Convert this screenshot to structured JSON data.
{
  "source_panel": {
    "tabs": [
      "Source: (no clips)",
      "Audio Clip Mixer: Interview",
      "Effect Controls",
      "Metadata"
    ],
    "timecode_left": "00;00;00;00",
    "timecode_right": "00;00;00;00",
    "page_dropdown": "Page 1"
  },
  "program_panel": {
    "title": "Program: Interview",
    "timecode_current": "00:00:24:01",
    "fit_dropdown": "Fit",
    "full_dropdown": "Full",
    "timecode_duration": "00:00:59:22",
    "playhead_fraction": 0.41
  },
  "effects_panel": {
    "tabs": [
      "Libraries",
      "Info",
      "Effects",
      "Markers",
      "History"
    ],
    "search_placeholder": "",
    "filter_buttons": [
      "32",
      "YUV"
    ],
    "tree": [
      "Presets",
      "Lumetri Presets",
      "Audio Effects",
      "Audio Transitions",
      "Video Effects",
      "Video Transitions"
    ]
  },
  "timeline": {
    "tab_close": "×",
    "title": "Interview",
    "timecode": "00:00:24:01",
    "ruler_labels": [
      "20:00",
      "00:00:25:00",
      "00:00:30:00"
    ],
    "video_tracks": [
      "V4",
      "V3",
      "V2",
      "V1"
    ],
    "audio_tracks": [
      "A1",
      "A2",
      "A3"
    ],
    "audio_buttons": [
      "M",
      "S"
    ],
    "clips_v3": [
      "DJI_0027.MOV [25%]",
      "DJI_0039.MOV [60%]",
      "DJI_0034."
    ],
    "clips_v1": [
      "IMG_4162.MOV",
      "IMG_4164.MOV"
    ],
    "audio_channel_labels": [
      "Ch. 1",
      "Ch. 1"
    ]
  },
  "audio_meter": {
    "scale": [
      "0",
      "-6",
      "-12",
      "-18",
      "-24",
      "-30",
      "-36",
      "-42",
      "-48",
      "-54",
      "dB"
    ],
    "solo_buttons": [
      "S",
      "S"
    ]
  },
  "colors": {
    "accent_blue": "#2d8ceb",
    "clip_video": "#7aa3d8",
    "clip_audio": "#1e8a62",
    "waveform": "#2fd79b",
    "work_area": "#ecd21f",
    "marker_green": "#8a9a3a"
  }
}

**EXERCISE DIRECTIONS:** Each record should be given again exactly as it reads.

**SOLVED PROBLEM:**
Convert this screenshot to structured JSON data.
{
  "source_panel": {
    "tabs": [
      "Source: (no clips)",
      "Audio Clip Mixer: Interview",
      "Effect Controls",
      "Metadata"
    ],
    "timecode_left": "00;00;00;00",
    "timecode_right": "00;00;00;00",
    "page_dropdown": "Page 1"
  },
  "program_panel": {
    "title": "Program: Interview",
    "timecode_current": "00:00:24:01",
    "fit_dropdown": "Fit",
    "full_dropdown": "Full",
    "timecode_duration": "00:00:59:22",
    "playhead_fraction": 0.41
  },
  "effects_panel": {
    "tabs": [
      "Libraries",
      "Info",
      "Effects",
      "Markers",
      "History"
    ],
    "search_placeholder": "",
    "filter_buttons": [
      "32",
      "YUV"
    ],
    "tree": [
      "Presets",
      "Lumetri Presets",
      "Audio Effects",
      "Audio Transitions",
      "Video Effects",
      "Video Transitions"
    ]
  },
  "timeline": {
    "tab_close": "×",
    "title": "Interview",
    "timecode": "00:00:24:01",
    "ruler_labels": [
      "20:00",
      "00:00:25:00",
      "00:00:30:00"
    ],
    "video_tracks": [
      "V4",
      "V3",
      "V2",
      "V1"
    ],
    "audio_tracks": [
      "A1",
      "A2",
      "A3"
    ],
    "audio_buttons": [
      "M",
      "S"
    ],
    "clips_v3": [
      "DJI_0027.MOV [25%]",
      "DJI_0039.MOV [60%]",
      "DJI_0034."
    ],
    "clips_v1": [
      "IMG_4162.MOV",
      "IMG_4164.MOV"
    ],
    "audio_channel_labels": [
      "Ch. 1",
      "Ch. 1"
    ]
  },
  "audio_meter": {
    "scale": [
      "0",
      "-6",
      "-12",
      "-18",
      "-24",
      "-30",
      "-36",
      "-42",
      "-48",
      "-54",
      "dB"
    ],
    "solo_buttons": [
      "S",
      "S"
    ]
  },
  "colors": {
    "accent_blue": "#2d8ceb",
    "clip_video": "#7aa3d8",
    "clip_audio": "#1e8a62",
    "waveform": "#2fd79b",
    "work_area": "#ecd21f",
    "marker_green": "#8a9a3a"
  }
}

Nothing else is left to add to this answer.